The gulf oil spill brought plastics to the front line in disaster cleanup again. Materials used to collect and dispose of excess oil from the waters were rushed to the area. Polyethylene bags are used to collect the oil covered and saturated cleaning rags and clothes, preventing additional dispersion. Many varieties of machinery were brought in to clean the waters. One style machine uses 8" UHMW rod as a squeegee roller that grabs the oil from the water surface and then collects it for later use. Oil booms and rotary wheels are common systems for collecting oil from spills. Because plastics have great surface tension, the oil 'sticks' to the plastic surface during the cleaning process. Then the plastic surfaces are wiped clean for reuse and capturing the oil. Plastic tubes and hoses are used to move the oil after collection.
A significant use of plastics would be in the aftermath of natural disasters, specifically in the sanitation and clean water areas. First is sanitation; plastics are used in keeping items clean and dry. Polyethylene film covers items such as medical supplies, shelters, clothing and food cartons.

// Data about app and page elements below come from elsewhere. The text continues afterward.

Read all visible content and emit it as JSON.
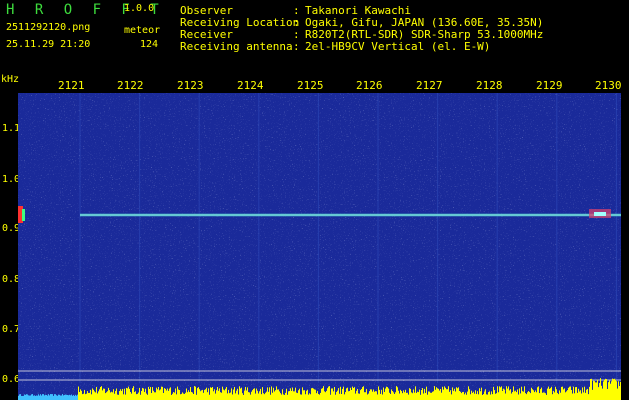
{
  "app": {
    "logo": "H R O F F T",
    "version": "1.0.0"
  },
  "file": {
    "name": "2511292120.png",
    "datetime": "25.11.29 21:20"
  },
  "meteor": {
    "label": "meteor",
    "count": "124"
  },
  "station": {
    "rows": [
      {
        "label": "Observer",
        "value": "Takanori Kawachi"
      },
      {
        "label": "Receiving Location",
        "value": "Ogaki, Gifu, JAPAN (136.60E, 35.35N)"
      },
      {
        "label": "Receiver",
        "value": "R820T2(RTL-SDR) SDR-Sharp 53.1000MHz"
      },
      {
        "label": "Receiving antenna",
        "value": "2el-HB9CV Vertical (el. E-W)"
      }
    ]
  },
  "spectrogram": {
    "unit": "kHz",
    "x_ticks": [
      "2121",
      "2122",
      "2123",
      "2124",
      "2125",
      "2126",
      "2127",
      "2128",
      "2129",
      "2130"
    ],
    "y_ticks": [
      "1.1",
      "1.0",
      "0.9",
      "0.8",
      "0.7",
      "0.6"
    ],
    "colors": {
      "background": "#1a2a9a",
      "text": "#ffff00",
      "logo": "#3ddc3d",
      "carrier": "#7fe0e0",
      "signal_bar": "#ffff00",
      "meteor_echo": "#ff3030"
    }
  }
}
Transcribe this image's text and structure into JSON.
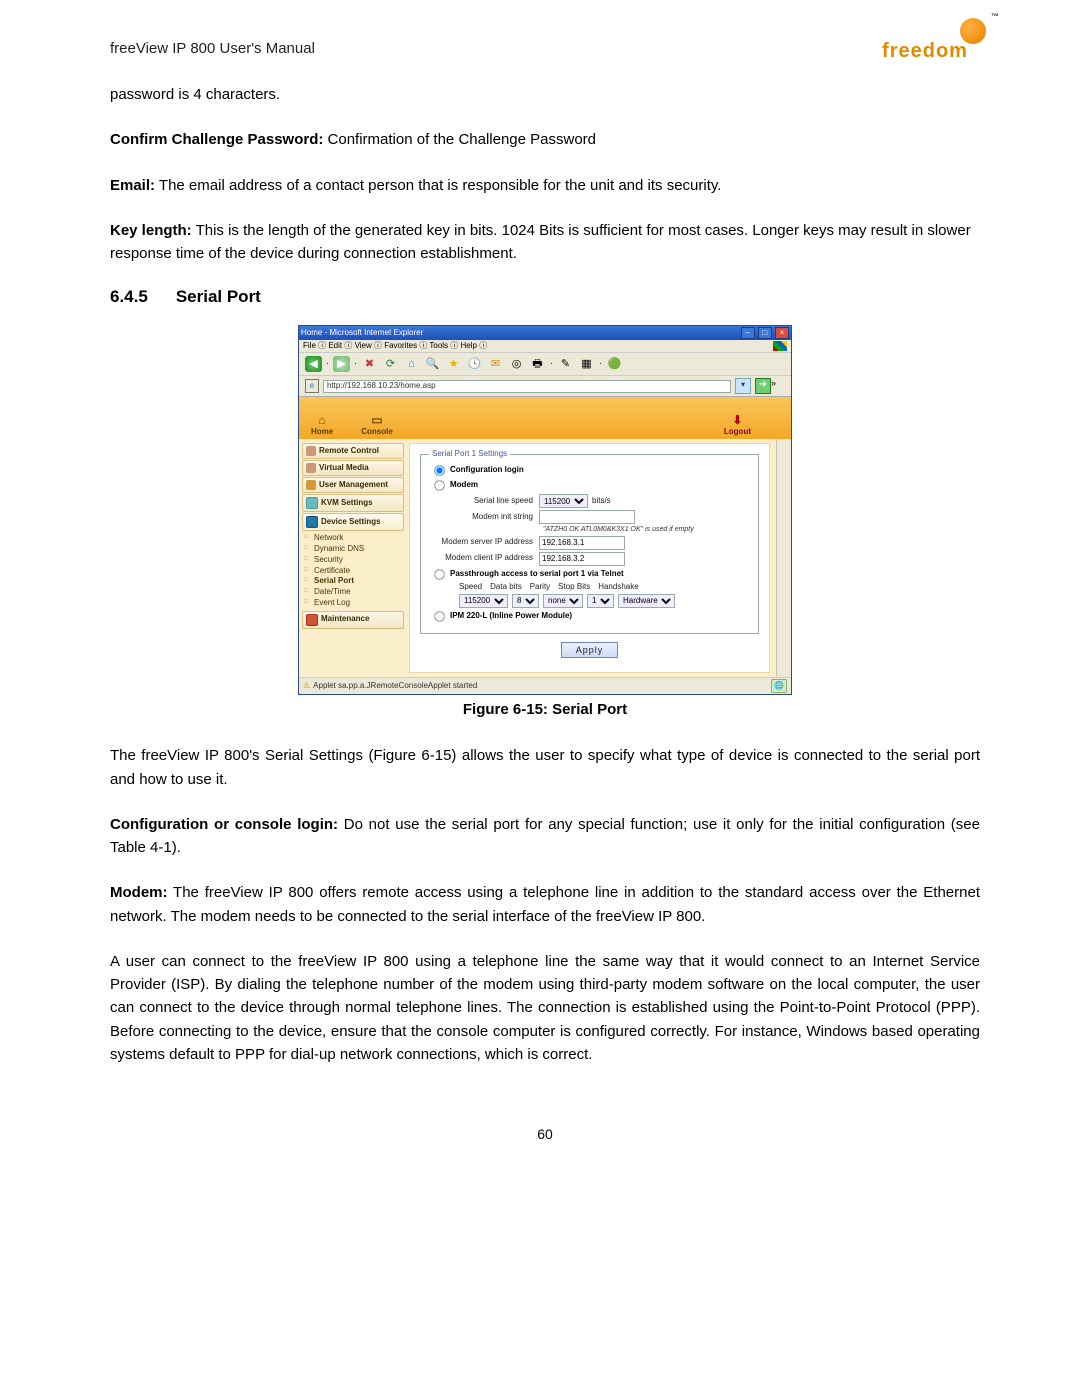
{
  "doc": {
    "header_title": "freeView IP 800 User's Manual",
    "logo_text": "freedom",
    "page_number": "60"
  },
  "body": {
    "p1": "password is 4 characters.",
    "p2_label": "Confirm Challenge Password:",
    "p2_text": " Confirmation of the Challenge Password",
    "p3_label": "Email:",
    "p3_text": " The email address of a contact person that is responsible for the unit and its security.",
    "p4_label": "Key length:",
    "p4_text": " This is the length of the generated key in bits. 1024 Bits is sufficient for most cases. Longer keys may result in slower response time of the device during connection establishment.",
    "section_num": "6.4.5",
    "section_title": "Serial Port",
    "fig_caption": "Figure 6-15: Serial Port",
    "p5": "The freeView IP 800's Serial Settings (Figure 6-15) allows the user to specify what type of device is connected to the serial port and how to use it.",
    "p6_label": "Configuration or console login:",
    "p6_text": " Do not use the serial port for any special function; use it only for the initial configuration (see Table 4-1).",
    "p7_label": "Modem:",
    "p7_text": " The freeView IP 800 offers remote access using a telephone line in addition to the standard access over the Ethernet network. The modem needs to be connected to the serial interface of the freeView IP 800.",
    "p8": "A user can connect to the freeView IP 800 using a telephone line the same way that it would connect to an Internet Service Provider (ISP). By dialing the telephone number of the modem using third-party modem software on the local computer, the user can connect to the device through normal telephone lines. The connection is established using the Point-to-Point Protocol (PPP). Before connecting to the device, ensure that the console computer is configured correctly. For instance, Windows based operating systems default to PPP for dial-up network connections, which is correct."
  },
  "ie": {
    "title": "Home - Microsoft Internet Explorer",
    "menus": "File ⓘ  Edit ⓘ  View ⓘ  Favorites ⓘ  Tools ⓘ  Help ⓘ",
    "url": "http://192.168.10.23/home.asp",
    "status": "Applet sa.pp.a.JRemoteConsoleApplet started"
  },
  "app": {
    "nav_home": "Home",
    "nav_console": "Console",
    "nav_logout": "Logout"
  },
  "sidebar": {
    "remote_control": "Remote Control",
    "virtual_media": "Virtual Media",
    "user_management": "User Management",
    "kvm_settings": "KVM Settings",
    "device_settings": "Device Settings",
    "sub_network": "Network",
    "sub_dyndns": "Dynamic DNS",
    "sub_security": "Security",
    "sub_certificate": "Certificate",
    "sub_serial": "Serial Port",
    "sub_datetime": "Date/Time",
    "sub_eventlog": "Event Log",
    "maintenance": "Maintenance"
  },
  "panel": {
    "legend": "Serial Port 1 Settings",
    "opt_config": "Configuration login",
    "opt_modem": "Modem",
    "serial_speed_lab": "Serial line speed",
    "serial_speed_val": "115200",
    "serial_speed_unit": "bits/s",
    "modem_init_lab": "Modem init string",
    "modem_init_val": "",
    "modem_hint": "\"ATZH0 OK ATL0M0&K3X1 OK\" is used if empty",
    "server_ip_lab": "Modem server IP address",
    "server_ip_val": "192.168.3.1",
    "client_ip_lab": "Modem client IP address",
    "client_ip_val": "192.168.3.2",
    "opt_passthrough": "Passthrough access to serial port 1 via Telnet",
    "pt_speed_lab": "Speed",
    "pt_speed_val": "115200",
    "pt_databits_lab": "Data bits",
    "pt_databits_val": "8",
    "pt_parity_lab": "Parity",
    "pt_parity_val": "none",
    "pt_stopbits_lab": "Stop Bits",
    "pt_stopbits_val": "1",
    "pt_handshake_lab": "Handshake",
    "pt_handshake_val": "Hardware",
    "opt_ipm": "IPM 220-L (Inline Power Module)",
    "apply": "Apply"
  }
}
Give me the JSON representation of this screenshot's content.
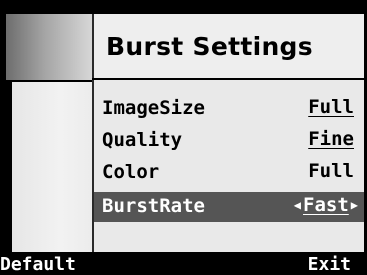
{
  "title": "Burst Settings",
  "settings": [
    {
      "label": "ImageSize",
      "value": "Full"
    },
    {
      "label": "Quality",
      "value": "Fine"
    },
    {
      "label": "Color",
      "value": "Full"
    },
    {
      "label": "BurstRate",
      "value": "Fast"
    }
  ],
  "softkeys": {
    "left": "Default",
    "right": "Exit"
  },
  "icons": {
    "prev": "left-arrow",
    "next": "right-arrow"
  }
}
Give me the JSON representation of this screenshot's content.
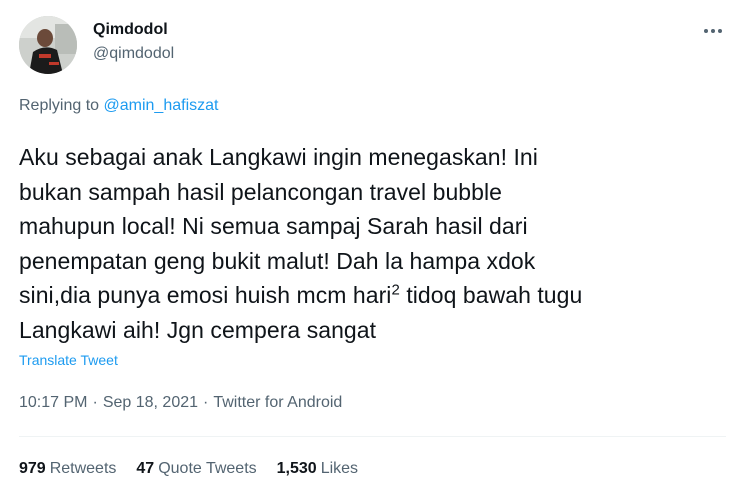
{
  "tweet": {
    "author": {
      "display_name": "Qimdodol",
      "handle": "@qimdodol",
      "avatar_icon": "user-avatar-photo"
    },
    "more_icon": "more-horizontal-icon",
    "replying": {
      "prefix": "Replying to",
      "mention": "@amin_hafiszat"
    },
    "text_lines": [
      "Aku sebagai anak Langkawi ingin menegaskan! Ini",
      "bukan sampah hasil pelancongan travel bubble",
      "mahupun local! Ni semua sampaj Sarah hasil dari",
      "penempatan geng bukit malut! Dah la hampa xdok",
      "sini,dia punya emosi huish mcm hari",
      "2",
      " tidoq bawah tugu",
      "Langkawi aih! Jgn cempera sangat"
    ],
    "translate_label": "Translate Tweet",
    "meta": {
      "time": "10:17 PM",
      "separator": "·",
      "date": "Sep 18, 2021",
      "source": "Twitter for Android"
    },
    "stats": {
      "retweets_count": "979",
      "retweets_label": "Retweets",
      "quotes_count": "47",
      "quotes_label": "Quote Tweets",
      "likes_count": "1,530",
      "likes_label": "Likes"
    },
    "colors": {
      "link": "#1d9bf0",
      "secondary_text": "#536471",
      "primary_text": "#0f1419",
      "divider": "#eff3f4"
    }
  }
}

This film keeps the items protected during shipment and ready for use.
Water is the second area of concern. Clean water is critical during the clean up and resettling after a natural disaster. Individual use water bottles are the quick and easy way to deliver water. Larger rotationally molded tanks are brought in with the ability to store large amounts of water in the areas affected. Reverse osmosis equipment (many components are made from plastic) is brought in to convert contaminated water in the clean potable water on site.
In all of these examples, plastic is lighter in weight than the alternatives, normally less expensive that the alternatives, it lasts longer and the plastics are recyclable.
Plastics are excellent choices for material to use in natural disasters.